One time not so long ago I was flying to the West Coast when the airline lost my luggage. Yeah, they located it about 36 hours after I landed, but in the interim, I had to attend a full day of a professional conference, plus cocktails and a restaurant dinner. But I was okay because I always pack a toothbrush, mascara, and fresh underwear in my carry-on, and also because I never dress like a slob on an airplane. I’m not going to say that my travel outfit is the most stylish in my closet (it’s not), but it’s tried and true:
- a black cotton v-neck dress from Zara that has the benefit of both a plunging neckline and the ability to be slept in;
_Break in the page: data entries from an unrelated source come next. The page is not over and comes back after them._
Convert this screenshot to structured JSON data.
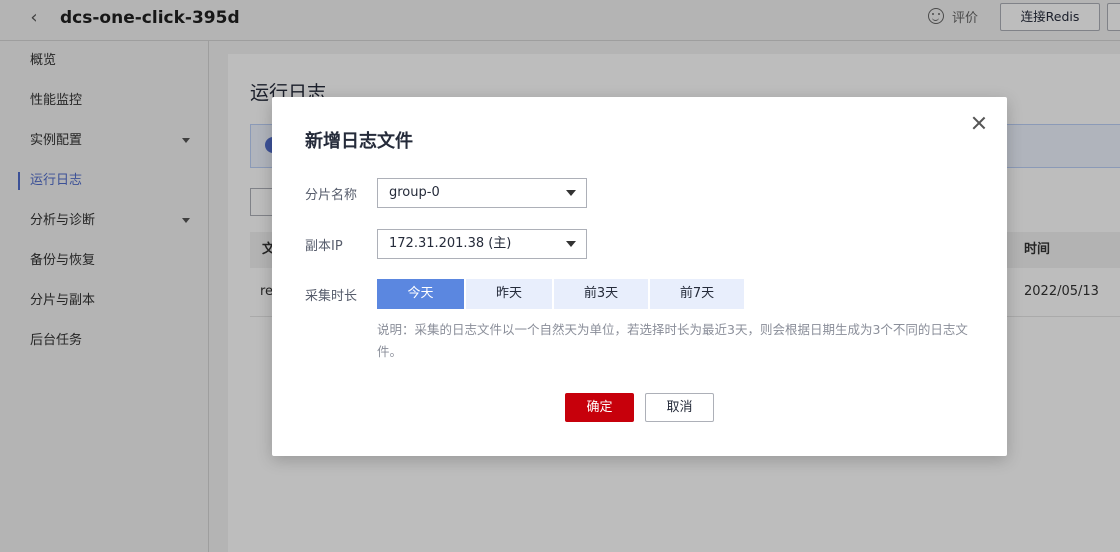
{
  "header": {
    "back_icon": "chevron-left-icon",
    "title": "dcs-one-click-395d",
    "rate_icon": "smile-icon",
    "rate_label": "评价",
    "connect_label": "连接Redis"
  },
  "sidebar": {
    "items": [
      {
        "label": "概览"
      },
      {
        "label": "性能监控"
      },
      {
        "label": "实例配置"
      },
      {
        "label": "运行日志"
      },
      {
        "label": "分析与诊断"
      },
      {
        "label": "备份与恢复"
      },
      {
        "label": "分片与副本"
      },
      {
        "label": "后台任务"
      }
    ],
    "active": "运行日志"
  },
  "main": {
    "title": "运行日志",
    "table": {
      "headers": [
        "文",
        "时间"
      ],
      "rows": [
        {
          "c1": "re",
          "time": "2022/05/13"
        }
      ]
    }
  },
  "dialog": {
    "title": "新增日志文件",
    "shard": {
      "label": "分片名称",
      "value": "group-0"
    },
    "replica": {
      "label": "副本IP",
      "value": "172.31.201.38 (主)"
    },
    "duration": {
      "label": "采集时长",
      "options": [
        "今天",
        "昨天",
        "前3天",
        "前7天"
      ],
      "selected": "今天"
    },
    "hint": "说明：采集的日志文件以一个自然天为单位，若选择时长为最近3天，则会根据日期生成为3个不同的日志文件。",
    "ok_label": "确定",
    "cancel_label": "取消"
  },
  "colors": {
    "primary": "#5b87e0",
    "danger": "#c7000b",
    "nav_active": "#526ecc"
  }
}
- a generous pashima that I picked up in India that 1. can hide the plunging neckline, 2. doubles as a blanket on cheapo carriers, and 3. is pretty;
- black cotton tights that are always a necessity on chilly flights but can be stripped off and stuffed in a suitcase in a tropical destination;
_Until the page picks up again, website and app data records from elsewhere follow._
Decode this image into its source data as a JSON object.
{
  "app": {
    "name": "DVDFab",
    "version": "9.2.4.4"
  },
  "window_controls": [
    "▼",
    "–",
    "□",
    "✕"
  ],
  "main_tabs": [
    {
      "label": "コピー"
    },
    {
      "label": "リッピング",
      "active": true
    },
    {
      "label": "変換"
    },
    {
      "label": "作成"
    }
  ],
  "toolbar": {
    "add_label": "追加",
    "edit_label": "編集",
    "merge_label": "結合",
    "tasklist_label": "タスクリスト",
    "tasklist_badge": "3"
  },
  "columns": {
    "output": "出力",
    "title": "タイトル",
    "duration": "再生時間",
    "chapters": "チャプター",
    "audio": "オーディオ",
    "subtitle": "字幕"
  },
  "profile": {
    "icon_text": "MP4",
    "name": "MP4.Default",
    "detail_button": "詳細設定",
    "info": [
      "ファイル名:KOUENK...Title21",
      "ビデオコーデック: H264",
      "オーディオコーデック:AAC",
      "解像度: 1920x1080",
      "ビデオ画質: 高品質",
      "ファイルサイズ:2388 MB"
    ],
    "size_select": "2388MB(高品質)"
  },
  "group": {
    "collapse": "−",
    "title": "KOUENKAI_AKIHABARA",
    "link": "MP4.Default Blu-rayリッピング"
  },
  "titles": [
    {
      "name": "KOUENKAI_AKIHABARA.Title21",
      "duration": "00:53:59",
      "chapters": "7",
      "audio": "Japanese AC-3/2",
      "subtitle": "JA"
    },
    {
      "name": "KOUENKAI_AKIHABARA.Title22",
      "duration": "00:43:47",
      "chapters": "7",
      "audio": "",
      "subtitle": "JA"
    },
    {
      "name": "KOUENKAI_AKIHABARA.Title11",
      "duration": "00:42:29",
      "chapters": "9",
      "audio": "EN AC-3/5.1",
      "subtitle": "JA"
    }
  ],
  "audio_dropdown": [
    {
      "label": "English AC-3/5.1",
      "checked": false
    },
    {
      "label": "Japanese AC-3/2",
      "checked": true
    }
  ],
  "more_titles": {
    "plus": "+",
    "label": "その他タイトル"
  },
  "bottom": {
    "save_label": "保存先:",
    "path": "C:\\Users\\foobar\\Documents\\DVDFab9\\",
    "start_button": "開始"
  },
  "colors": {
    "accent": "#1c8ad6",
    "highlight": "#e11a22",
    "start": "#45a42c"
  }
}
- suede booties that are chic and can be kicked off at security and under the seat;
- and cute jewelry.
Don’t get me wrong, it’s nice to look better-than on an airplane and have the flight attendants compliment your shoes. And it’s precious to believe that you’ll get an upgrade for it. But isn’t the ability to go to work or dinner or an interview more valuable?
I’m sorry, New York Times, but I’m failing to see exactly how most of these companies are exactly de-sexing their underwear ads. Yeah, we’re talking four-packs instead of six, a dusting of chest hair, and a general lack of lack of oiled-up torsos, but it’s not like we’ve tried to reproduce, say, the Dove ads for men’s boxer briefs.
A new French study finds that brassieres do little good: “Medically, physiologically, anatomically – breasts gain no benefit from being denied gravity.”
But before you go out and burn your bra, I’ve got to ask: How was this study conduct? Because my observation is that women who opt to forgo a bra tend to be those who can get away with not wearing a bra. Whereas I’ve known full-figured friends to wear their bras to bed (Carrie Bradshaw is a small-breasted exception here).
I am not a Star Trek fan, but I have a soft spot for Trekkies, possibly because I am a closet nerd and probably because I love the irrepressibly cheesy William Shatner. So, I always keep my eye out for Star Trek news…like the fact that the hot new thing in Shanghai is to dress up like a character from Deep Space Nine.
What? you say. Star Trek in China? I didn’t know they’d translated the reruns to Mandarin!
Actually, it turns out that what’s popular is Star Trek fashion, which, if anything, is even more amusing. An American living there and a visiting friend took advantage of the quick and inexpensive tailors to have uniforms made. When they came to pick them up, he writes, he noticed several other similar jackets — it seems that people coming into the tailor’s shop were so taken, they ordered their own versions on the spot, often with embellishments like matching pockets and crazy colours. “It dawned on me,” he says, “they thought of these cashmere jackets as an edgy fashion statement, not nerd strength lady repellent. My Star Trek uniform…was cool.”
Seriously, don’t you love the idea of throngs of Shanghai-ers dressing like Spock or Worf?
If you’ve ever agonised over a haircut, just think what would happen if you lived in North Korea. There, women can choose from one of just 18 hair styles, while men have 10 options. All are supposed to ward off the “corrupting effects of capitalism.” And while I believe in the power of a good trim, that seems like a lot to ask.
Interestingly, I note that none of the multi-hued ‘dos favoured over the years by basketball star-cum-diplomatic envoy Dennis Rodman made the, er, cut.